__Task requirements__. Copy out each line of the data below in which the string "this" appears.

........

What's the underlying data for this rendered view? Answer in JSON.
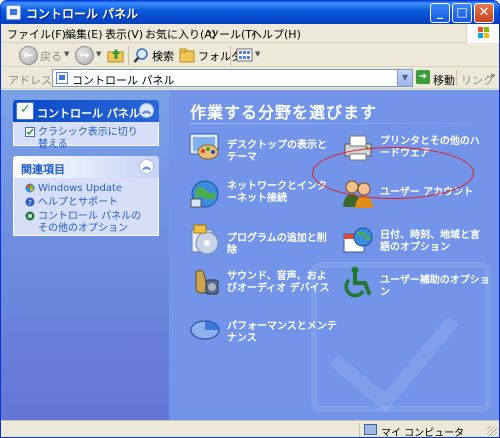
{
  "window": {
    "title": "コントロール パネル"
  },
  "menubar": {
    "items": [
      "ファイル(F)",
      "編集(E)",
      "表示(V)",
      "お気に入り(A)",
      "ツール(T)",
      "ヘルプ(H)"
    ]
  },
  "toolbar": {
    "back": "戻る",
    "search": "検索",
    "folders": "フォルダ"
  },
  "addressbar": {
    "label": "アドレス(D)",
    "value": "コントロール パネル",
    "go": "移動",
    "links": "リンク"
  },
  "sidebar": {
    "panel_title": "コントロール パネル",
    "switch_view": "クラシック表示に切り替える",
    "see_also_title": "関連項目",
    "links": [
      "Windows Update",
      "ヘルプとサポート",
      "コントロール パネルのその他のオプション"
    ]
  },
  "main": {
    "heading": "作業する分野を選びます",
    "categories": [
      "デスクトップの表示とテーマ",
      "プリンタとその他のハードウェア",
      "ネットワークとインターネット接続",
      "ユーザー アカウント",
      "プログラムの追加と削除",
      "日付、時刻、地域と言語のオプション",
      "サウンド、音声、およびオーディオ デバイス",
      "ユーザー補助のオプション",
      "パフォーマンスとメンテナンス"
    ]
  },
  "statusbar": {
    "text": "マイ コンピュータ"
  },
  "colors": {
    "xp_blue": "#0b5bdc",
    "content_bg": "#7394e8",
    "highlight_oval": "#dd2222"
  }
}
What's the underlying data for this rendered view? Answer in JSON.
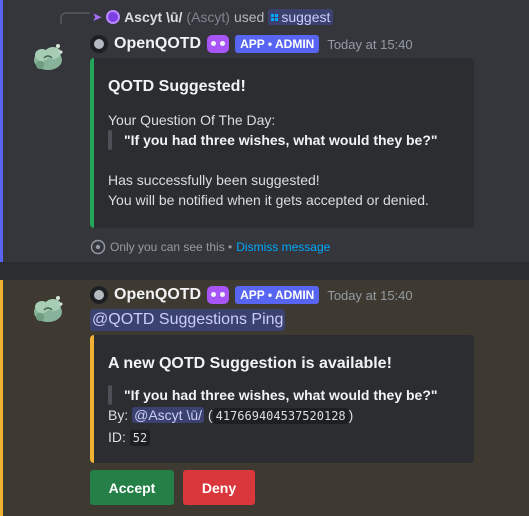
{
  "reply": {
    "user_name": "Ascyt \\ū/",
    "user_sub": "(Ascyt)",
    "used_text": "used",
    "command": "suggest"
  },
  "message1": {
    "bot_name": "OpenQOTD",
    "badge": "APP • ADMIN",
    "timestamp": "Today at 15:40",
    "embed": {
      "title": "QOTD Suggested!",
      "label": "Your Question Of The Day:",
      "question": "\"If you had three wishes, what would they be?\"",
      "line1": "Has successfully been suggested!",
      "line2": "You will be notified when it gets accepted or denied.",
      "color": "#23a55a"
    },
    "ephemeral_text": "Only you can see this •",
    "dismiss_text": "Dismiss message"
  },
  "message2": {
    "bot_name": "OpenQOTD",
    "badge": "APP • ADMIN",
    "timestamp": "Today at 15:40",
    "ping": "@QOTD Suggestions Ping",
    "embed": {
      "title": "A new QOTD Suggestion is available!",
      "question": "\"If you had three wishes, what would they be?\"",
      "by_label": "By:",
      "by_mention": "@Ascyt \\ū/",
      "user_id": "417669404537520128",
      "id_label": "ID:",
      "id_value": "52",
      "color": "#f0b232"
    },
    "buttons": {
      "accept": "Accept",
      "deny": "Deny"
    }
  },
  "icons": [
    "command-icon",
    "bot-avatar",
    "status-icon",
    "bot-emoji-icon",
    "eye-icon",
    "slash-command-icon"
  ],
  "colors": {
    "blurple": "#5865f2",
    "accept": "#248046",
    "deny": "#da373c",
    "link": "#00a8fc"
  }
}
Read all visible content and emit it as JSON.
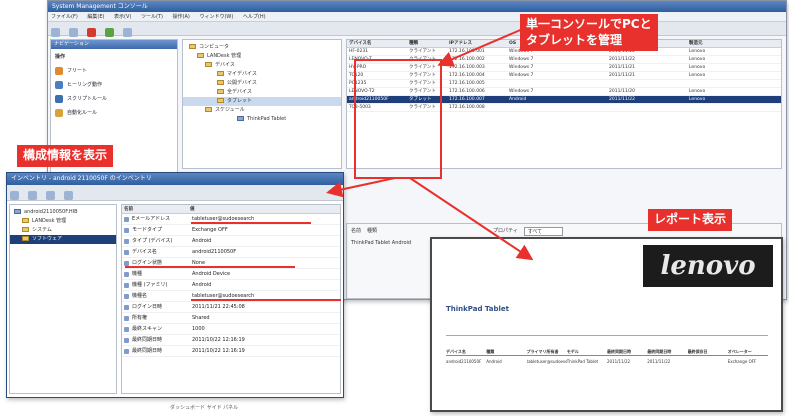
{
  "main_window": {
    "title": "System Management コンソール",
    "menus": [
      "ファイル(F)",
      "編集(E)",
      "表示(V)",
      "ツール(T)",
      "操作(A)",
      "ウィンドウ(W)",
      "ヘルプ(H)"
    ],
    "left_pane_title": "ナビゲーション",
    "nav_section": "操作",
    "nav_items": [
      "フリート",
      "ヒーリング動作",
      "スクリプトルール",
      "自動化ルール"
    ],
    "tree_rows": [
      "コンピュータ",
      "LANDesk 管理",
      "デバイス",
      "マイデバイス",
      "公開デバイス",
      "全デバイス",
      "タブレット",
      "スケジュール",
      "ThinkPad Tablet"
    ],
    "list_headers": [
      "デバイス名",
      "種類",
      "IPアドレス",
      "OS",
      "最終スキャン",
      "製造元"
    ],
    "list_rows": [
      [
        "HF-0231",
        "クライアント",
        "172.16.100.001",
        "Windows 7",
        "2011/11/22",
        "Lenovo"
      ],
      [
        "LENOVO-T",
        "クライアント",
        "172.16.100.002",
        "Windows 7",
        "2011/11/22",
        "Lenovo"
      ],
      [
        "HV-PRO",
        "クライアント",
        "172.16.100.003",
        "Windows 7",
        "2011/11/21",
        "Lenovo"
      ],
      [
        "TC120",
        "クライアント",
        "172.16.100.004",
        "Windows 7",
        "2011/11/21",
        "Lenovo"
      ],
      [
        "PC1235",
        "クライアント",
        "172.16.100.005",
        "",
        "",
        ""
      ],
      [
        "LENOVO-T2",
        "クライアント",
        "172.16.100.006",
        "Windows 7",
        "2011/11/20",
        "Lenovo"
      ],
      [
        "android2110050F",
        "タブレット",
        "172.16.100.007",
        "Android",
        "2011/11/22",
        "Lenovo"
      ],
      [
        "TCB-5003",
        "クライアント",
        "172.16.100.008",
        "",
        "",
        ""
      ]
    ],
    "lower_fields": [
      "名前",
      "種類",
      "プロパティ"
    ],
    "lower_select": "すべて",
    "lower_row": "ThinkPad Tablet Android"
  },
  "inventory_window": {
    "title": "インベントリ - android 2110050F のインベントリ",
    "tree": [
      "android2110050F.HIB",
      "LANDesk 管理",
      "システム",
      "ソフトウェア"
    ],
    "headers": [
      "名前",
      "値"
    ],
    "rows": [
      [
        "Eメールアドレス",
        "tabletuser@sudoesearch"
      ],
      [
        "モードタイプ",
        "Exchange OFF"
      ],
      [
        "タイプ (デバイス)",
        "Android"
      ],
      [
        "デバイス名",
        "android2110050F"
      ],
      [
        "ログイン状態",
        "None"
      ],
      [
        "機種",
        "Android Device"
      ],
      [
        "機種 (ファミリ)",
        "Android"
      ],
      [
        "機種名",
        "tabletuser@sudoesearch"
      ],
      [
        "ログイン日時",
        "2011/11/21 22:45:08"
      ],
      [
        "所有権",
        "Shared"
      ],
      [
        "最終スキャン",
        "1000"
      ],
      [
        "最終同期日時",
        "2011/10/22 12:16:19"
      ],
      [
        "最終同期日時",
        "2011/10/22 12:16:19"
      ]
    ]
  },
  "report_window": {
    "heading": "ThinkPad Tablet",
    "logo": "lenovo",
    "headers": [
      "デバイス名",
      "種類",
      "プライマリ所有者",
      "モデル",
      "最終同期日時",
      "最終同期日時",
      "最終保存日",
      "オペレーター"
    ],
    "row": [
      "android2110050F",
      "Android",
      "tabletuser@sudoesearch",
      "ThinkPad Tablet",
      "2011/11/22",
      "2011/11/22",
      "",
      "Exchange OFF"
    ]
  },
  "bottom_status": "ダッシュボード サイド パネル",
  "callouts": {
    "console": "単一コンソールでPCと\nタブレットを管理",
    "config": "構成情報を表示",
    "report": "レポート表示"
  },
  "colors": {
    "callout": "#e8302d",
    "titlebar": "#2f5e9e",
    "selection": "#1f3f7a"
  }
}
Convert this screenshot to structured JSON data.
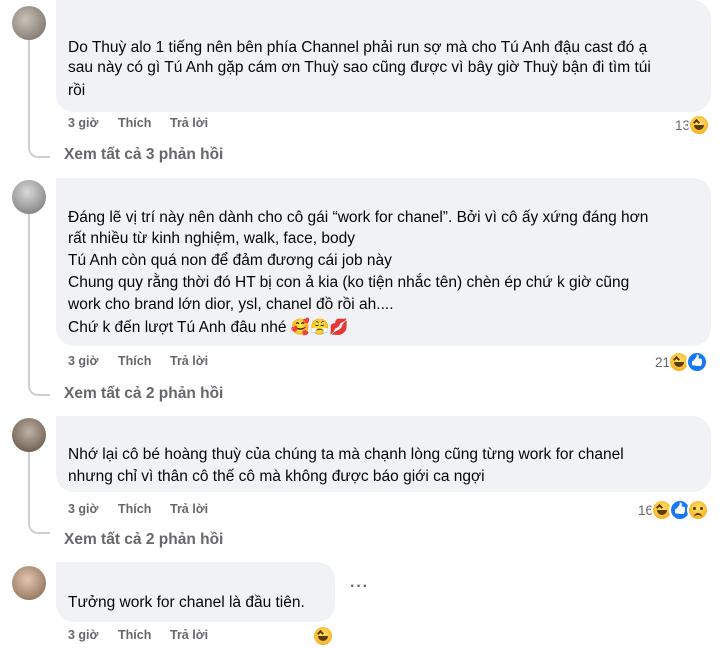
{
  "comments": [
    {
      "lines": [
        "Do Thuỳ alo 1 tiếng nên bên phía Channel phải run sợ mà cho Tú Anh đậu cast đó ạ",
        "sau này có gì Tú Anh gặp cám ơn Thuỳ sao cũng được vì bây giờ Thuỳ bận đi tìm túi",
        "rồi"
      ],
      "time": "3 giờ",
      "like": "Thích",
      "reply": "Trả lời",
      "reaction_count": "13",
      "reactions": [
        "haha-icon"
      ],
      "view_replies": "Xem tất cả 3 phản hồi"
    },
    {
      "lines": [
        "Đáng lẽ vị trí này nên dành cho cô gái “work for chanel”. Bởi vì cô ấy xứng đáng hơn",
        "rất nhiều từ kinh nghiệm, walk, face, body",
        "Tú Anh còn quá non để đảm đương cái job này",
        "Chung quy rằng thời đó HT bị con ả kia (ko tiện nhắc tên) chèn ép chứ k giờ cũng",
        "work cho brand lớn dior, ysl, chanel đồ rồi ah....",
        "Chứ k đến lượt Tú Anh đâu nhé 🥰😤💋"
      ],
      "time": "3 giờ",
      "like": "Thích",
      "reply": "Trả lời",
      "reaction_count": "21",
      "reactions": [
        "haha-icon",
        "like-icon"
      ],
      "view_replies": "Xem tất cả 2 phản hồi"
    },
    {
      "lines": [
        "Nhớ lại cô bé hoàng thuỳ của chúng ta mà chạnh lòng cũng từng work for chanel",
        "nhưng chỉ vì thân cô thế cô mà không được báo giới ca ngợi"
      ],
      "time": "3 giờ",
      "like": "Thích",
      "reply": "Trả lời",
      "reaction_count": "16",
      "reactions": [
        "haha-icon",
        "like-icon",
        "sad-icon"
      ],
      "view_replies": "Xem tất cả 2 phản hồi"
    },
    {
      "lines": [
        "Tưởng work for chanel là đầu tiên."
      ],
      "time": "3 giờ",
      "like": "Thích",
      "reply": "Trả lời",
      "reaction_count": "",
      "reactions": [
        "haha-icon"
      ],
      "more": "···"
    }
  ]
}
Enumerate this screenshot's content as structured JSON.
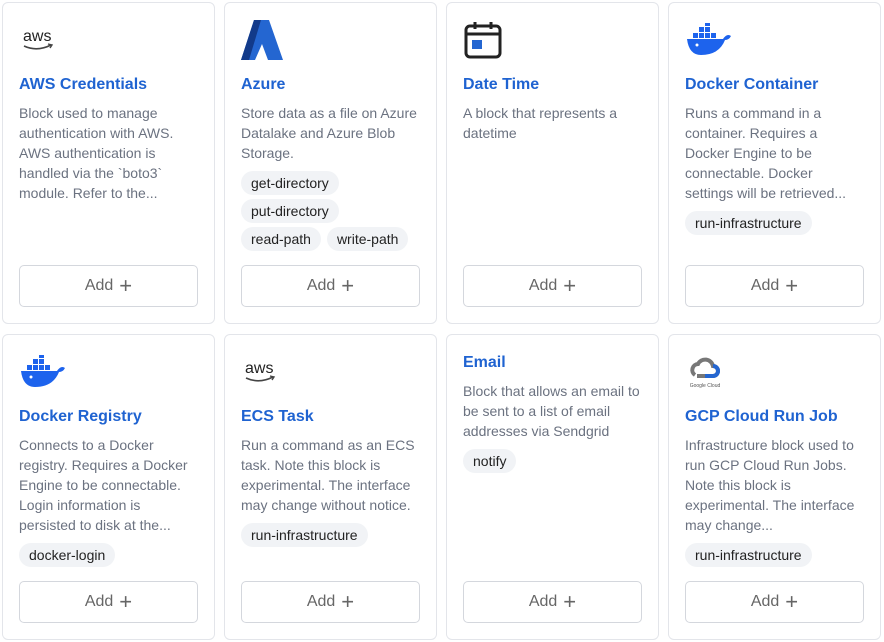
{
  "add_label": "Add",
  "cards": [
    {
      "title": "AWS Credentials",
      "icon": "aws-logo",
      "logo_text": "aws",
      "desc": "Block used to manage authentication with AWS. AWS authentication is handled via the `boto3` module. Refer to the...",
      "tags": []
    },
    {
      "title": "Azure",
      "icon": "azure-logo",
      "desc": "Store data as a file on Azure Datalake and Azure Blob Storage.",
      "tags": [
        "get-directory",
        "put-directory",
        "read-path",
        "write-path"
      ]
    },
    {
      "title": "Date Time",
      "icon": "calendar-icon",
      "desc": "A block that represents a datetime",
      "tags": []
    },
    {
      "title": "Docker Container",
      "icon": "docker-logo",
      "desc": "Runs a command in a container. Requires a Docker Engine to be connectable. Docker settings will be retrieved...",
      "tags": [
        "run-infrastructure"
      ]
    },
    {
      "title": "Docker Registry",
      "icon": "docker-logo",
      "desc": "Connects to a Docker registry. Requires a Docker Engine to be connectable. Login information is persisted to disk at the...",
      "tags": [
        "docker-login"
      ]
    },
    {
      "title": "ECS Task",
      "icon": "aws-logo",
      "logo_text": "aws",
      "desc": "Run a command as an ECS task. Note this block is experimental. The interface may change without notice.",
      "tags": [
        "run-infrastructure"
      ]
    },
    {
      "title": "Email",
      "icon": "",
      "desc": "Block that allows an email to be sent to a list of email addresses via Sendgrid",
      "tags": [
        "notify"
      ]
    },
    {
      "title": "GCP Cloud Run Job",
      "icon": "google-cloud-logo",
      "logo_text": "Google Cloud",
      "desc": "Infrastructure block used to run GCP Cloud Run Jobs. Note this block is experimental. The interface may change...",
      "tags": [
        "run-infrastructure"
      ]
    }
  ]
}
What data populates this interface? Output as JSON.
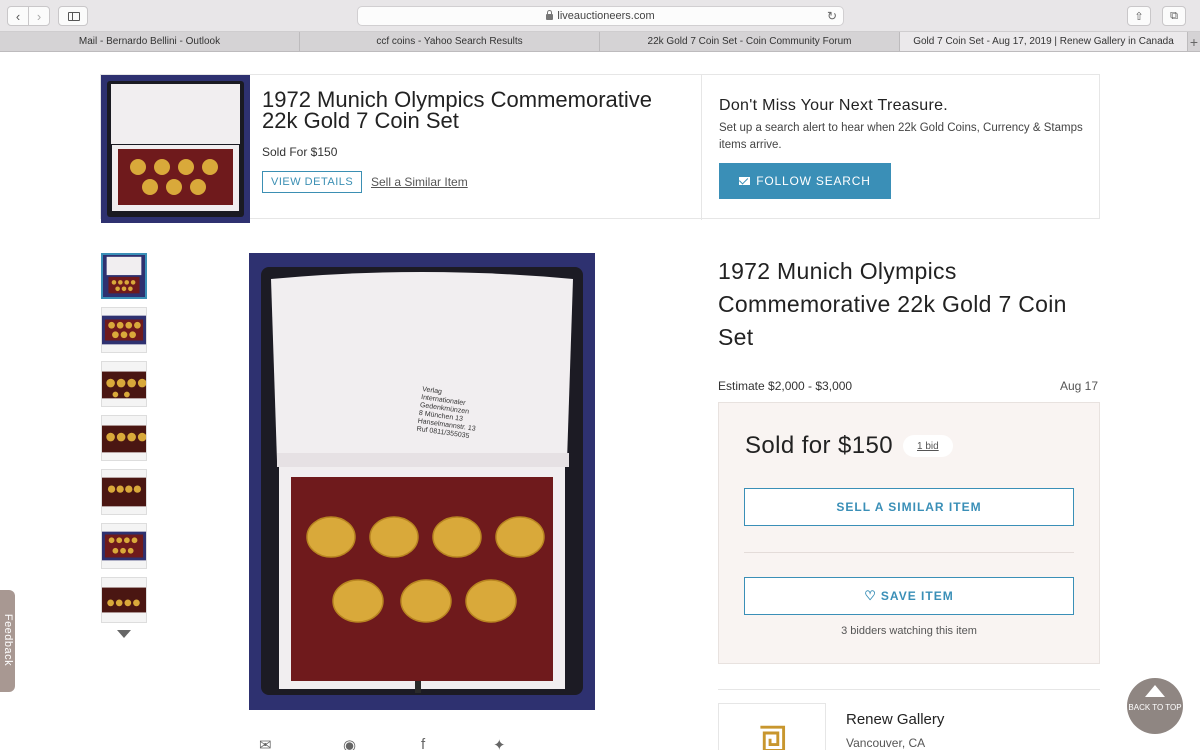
{
  "browser": {
    "url": "liveauctioneers.com",
    "tabs": [
      {
        "label": "Mail - Bernardo Bellini - Outlook"
      },
      {
        "label": "ccf coins - Yahoo Search Results"
      },
      {
        "label": "22k Gold 7 Coin Set - Coin Community Forum"
      },
      {
        "label": "Gold 7 Coin Set - Aug 17, 2019 | Renew Gallery in Canada"
      }
    ],
    "new_tab": "+"
  },
  "banner": {
    "title": "1972 Munich Olympics Commemorative 22k Gold 7 Coin Set",
    "sold": "Sold For $150",
    "view_details": "VIEW DETAILS",
    "sell_similar": "Sell a Similar Item",
    "treasure_title": "Don't Miss Your Next Treasure.",
    "treasure_text": "Set up a search alert to hear when 22k Gold Coins, Currency & Stamps items arrive.",
    "follow_search": "FOLLOW SEARCH"
  },
  "image": {
    "box_text": "Verlag\nInternationaler\nGedenkmünzen\n8 München 13\nHanselmannstr. 13\nRuf 0811/355035"
  },
  "lot": {
    "title": "1972 Munich Olympics Commemorative 22k Gold 7 Coin Set",
    "estimate": "Estimate $2,000 - $3,000",
    "date": "Aug 17",
    "sold_for": "Sold for $150",
    "bids": "1 bid",
    "sell_similar": "SELL A SIMILAR ITEM",
    "save_item": "SAVE ITEM",
    "watching": "3 bidders watching this item"
  },
  "gallery": {
    "name": "Renew Gallery",
    "location": "Vancouver, CA"
  },
  "feedback": "Feedback",
  "back_to_top": "BACK TO TOP",
  "colors": {
    "accent": "#3a8fb7",
    "box_blue": "#2e3170",
    "velvet": "#6f1a1c",
    "gold": "#d9a93a",
    "lining": "#f1eef0"
  }
}
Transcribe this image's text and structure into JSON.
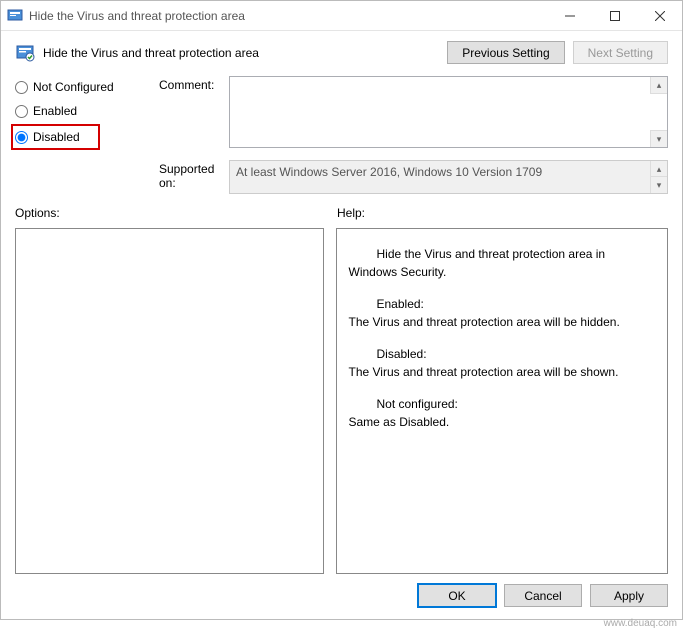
{
  "window": {
    "title": "Hide the Virus and threat protection area"
  },
  "header": {
    "title": "Hide the Virus and threat protection area",
    "prev_btn": "Previous Setting",
    "next_btn": "Next Setting"
  },
  "radios": {
    "not_configured": "Not Configured",
    "enabled": "Enabled",
    "disabled": "Disabled",
    "selected": "disabled"
  },
  "comment": {
    "label": "Comment:",
    "value": ""
  },
  "supported": {
    "label": "Supported on:",
    "value": "At least Windows Server 2016, Windows 10 Version 1709"
  },
  "panes": {
    "options_label": "Options:",
    "help_label": "Help:"
  },
  "help": {
    "p1": "Hide the Virus and threat protection area in Windows Security.",
    "p2a": "Enabled:",
    "p2b": "The Virus and threat protection area will be hidden.",
    "p3a": "Disabled:",
    "p3b": "The Virus and threat protection area will be shown.",
    "p4a": "Not configured:",
    "p4b": "Same as Disabled."
  },
  "footer": {
    "ok": "OK",
    "cancel": "Cancel",
    "apply": "Apply"
  },
  "watermark": "www.deuaq.com"
}
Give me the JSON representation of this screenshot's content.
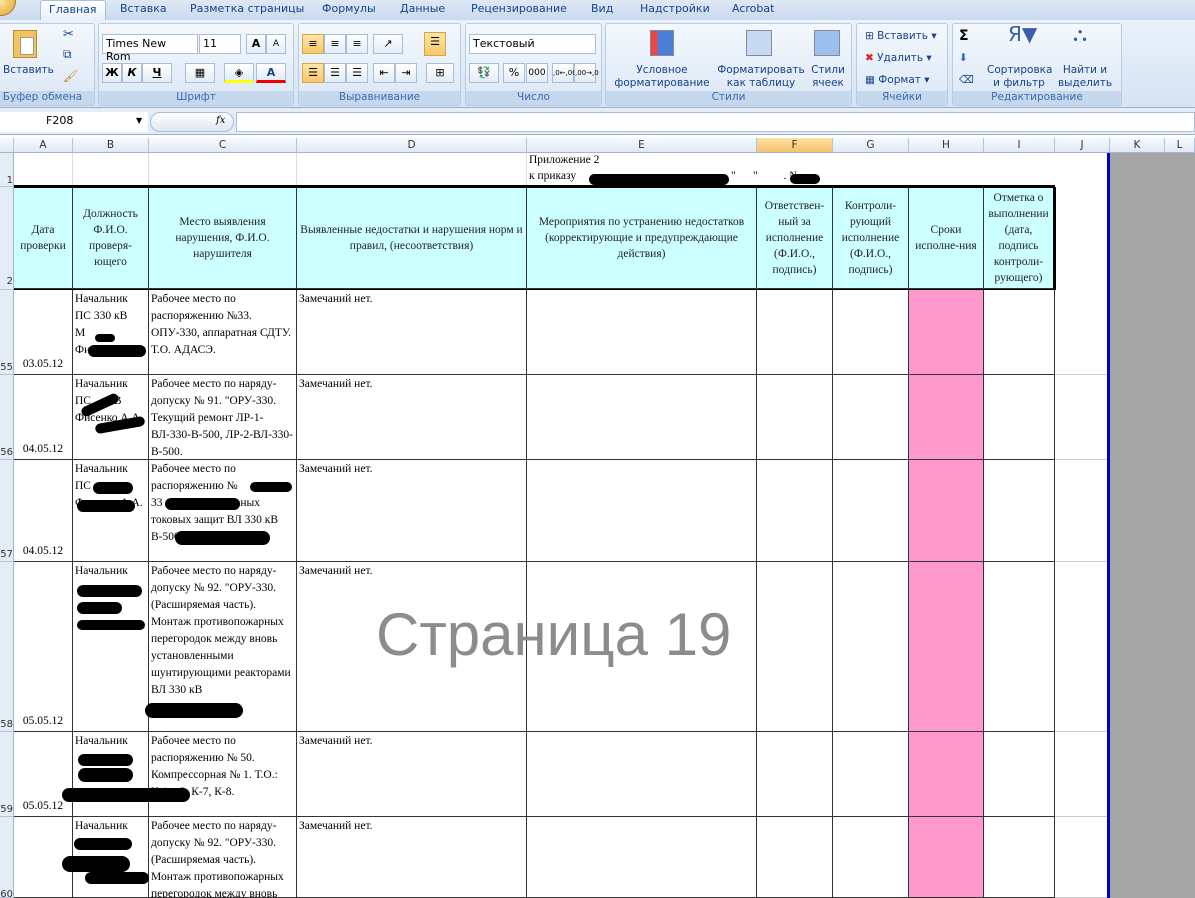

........

__Solution below__.
What's the underlying data for this rendered view? Answer in JSON.
What's the underlying data for this rendered view? Answer in JSON.
    "ephemeral_text": "Only you can see this •",
Convert this screenshot to structured JSON data.
Enumerate this screenshot's content as structured JSON.
      "desc": "Run a command as an ECS task. Note this block is experimental. The interface may change without notice.",
      "desc": "Infrastructure block used to run GCP Cloud Run Jobs. Note this block is experimental. The interface may change...",
What data populates this interface? Output as JSON.
    "watching": "3 bidders watching this item"
Transcribe this image's text and structure into JSON.
Give me the JSON representation of this screenshot's content.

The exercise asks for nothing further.